A return trip today to Barnegat Light with the Monmouth County Audubon Society was graced by many of the same species as last week’s visit, plus a new one!
This harbor seal had hauled itself up onto the rocks of a small jetty behind the lighthouse to rest and soak up some sun, much to our delight. They’re fairly common here in winter, but this is the closest I’ve ever seen one. They have small rounded heads and whiskered snouts, but it’s their huge and soulful eyes that establish the resemblance with a more blubbery version of man’s best friend.
It was really sweet to watch it nearly tipping off the rocks as it napped! The seal seemed well aware of, yet unconcerned with the group of admirers that had gathered at the base of the lighthouse to watch it.
Many thanks to Steve for letting me use his big lens for these closer-up views.
High tide and a heavy surf had rearranged the sea ducks and shorebirds in new patterns. The jetty was impossibly dangerous today… so hardly any harlequins were within view, but the crashing waves beyond the jetty were black with ducks!
There were big numbers of long-tails and lots of scoters (black and surf) close within the inlet, disappearing and reappearing behind the swells… a real treat! I also saw quite a few common eiders looking just like the field guides say they should… sweet!
(Of course there’s no pictures… I wasn’t about to climb up on the jetty and get soaking wet or worse.)
The purple sandpipers, dunlin, ruddy turnstones and a lone sanderling were mostly feeding on the lee side of the jetty… out of the wind and the crashing waves. They’re all so inconspicuous somehow, looking like nothing more than jetty rock, until you realize that the rocks are moving and alive with birds.
I often wonder why in the world I do this… why I stand out in the cold until my hands and lips are numb… just to see birds that I’ve seen any number of times before in much less awful conditions?
It’s mostly ritual, I think, like waiting for woodcock in an early spring dusk or estimating the number of swallows that might rise from the phragmites at North Pond on a late summer dawn.
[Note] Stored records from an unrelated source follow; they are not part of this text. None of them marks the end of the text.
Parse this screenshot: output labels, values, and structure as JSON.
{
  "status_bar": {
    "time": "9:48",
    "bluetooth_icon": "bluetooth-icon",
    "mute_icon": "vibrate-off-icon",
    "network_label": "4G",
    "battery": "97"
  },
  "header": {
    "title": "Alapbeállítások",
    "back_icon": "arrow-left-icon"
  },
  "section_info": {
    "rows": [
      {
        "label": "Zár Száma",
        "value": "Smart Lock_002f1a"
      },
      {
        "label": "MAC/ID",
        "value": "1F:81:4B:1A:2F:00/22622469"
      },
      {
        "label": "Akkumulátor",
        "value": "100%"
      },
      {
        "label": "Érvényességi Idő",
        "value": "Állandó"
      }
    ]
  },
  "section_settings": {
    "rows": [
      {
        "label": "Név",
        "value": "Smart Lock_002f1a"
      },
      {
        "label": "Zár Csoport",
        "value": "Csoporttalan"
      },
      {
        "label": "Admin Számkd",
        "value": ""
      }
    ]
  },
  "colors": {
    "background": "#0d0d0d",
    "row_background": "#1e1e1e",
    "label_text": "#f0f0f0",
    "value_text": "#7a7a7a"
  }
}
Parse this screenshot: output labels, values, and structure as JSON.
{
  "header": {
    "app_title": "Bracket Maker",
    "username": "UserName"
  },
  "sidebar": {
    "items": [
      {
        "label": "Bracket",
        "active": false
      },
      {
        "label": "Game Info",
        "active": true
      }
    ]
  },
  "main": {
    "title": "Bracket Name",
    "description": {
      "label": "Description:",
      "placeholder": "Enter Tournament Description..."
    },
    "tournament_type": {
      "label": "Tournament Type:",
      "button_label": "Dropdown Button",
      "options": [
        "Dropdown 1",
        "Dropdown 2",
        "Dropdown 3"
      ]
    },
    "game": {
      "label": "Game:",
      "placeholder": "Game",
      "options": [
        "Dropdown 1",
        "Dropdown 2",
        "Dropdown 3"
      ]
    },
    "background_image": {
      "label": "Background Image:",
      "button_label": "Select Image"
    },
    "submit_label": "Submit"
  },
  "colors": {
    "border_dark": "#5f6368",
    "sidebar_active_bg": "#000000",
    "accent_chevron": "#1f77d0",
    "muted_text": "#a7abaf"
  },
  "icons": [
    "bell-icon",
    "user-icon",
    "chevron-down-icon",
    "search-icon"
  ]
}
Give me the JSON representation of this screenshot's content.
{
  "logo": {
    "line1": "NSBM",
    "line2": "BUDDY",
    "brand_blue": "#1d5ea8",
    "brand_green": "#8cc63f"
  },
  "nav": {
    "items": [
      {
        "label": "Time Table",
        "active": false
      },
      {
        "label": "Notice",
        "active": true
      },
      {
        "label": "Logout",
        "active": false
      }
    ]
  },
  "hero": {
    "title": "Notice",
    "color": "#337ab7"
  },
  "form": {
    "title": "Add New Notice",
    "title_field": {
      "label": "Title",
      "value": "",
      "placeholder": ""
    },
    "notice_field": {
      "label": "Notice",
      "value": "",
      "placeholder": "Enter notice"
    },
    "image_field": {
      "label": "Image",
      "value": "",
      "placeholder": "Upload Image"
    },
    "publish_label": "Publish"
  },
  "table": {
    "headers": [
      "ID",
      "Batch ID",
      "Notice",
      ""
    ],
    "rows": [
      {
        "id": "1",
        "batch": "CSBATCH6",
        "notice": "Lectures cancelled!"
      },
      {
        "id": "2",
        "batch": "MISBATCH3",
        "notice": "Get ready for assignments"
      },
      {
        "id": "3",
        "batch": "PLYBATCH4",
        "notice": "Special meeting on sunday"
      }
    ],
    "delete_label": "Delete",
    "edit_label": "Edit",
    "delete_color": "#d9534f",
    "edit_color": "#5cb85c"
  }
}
What’s not often mentioned among birders is the time spent scanning the horizon, that distant magic place where sky and sea or sky and land converge to ignite the imagination. The time spent looking at nothing. You have to be patient when you look there. You might not see anything new… or see anything at all, but you have to look and wait, just in case.
Some people don’t ever want to look into that distance. Some people won’t tolerate the discomfort of it.
Sometimes the best thing I find while scanning that distance is inside me, anyway.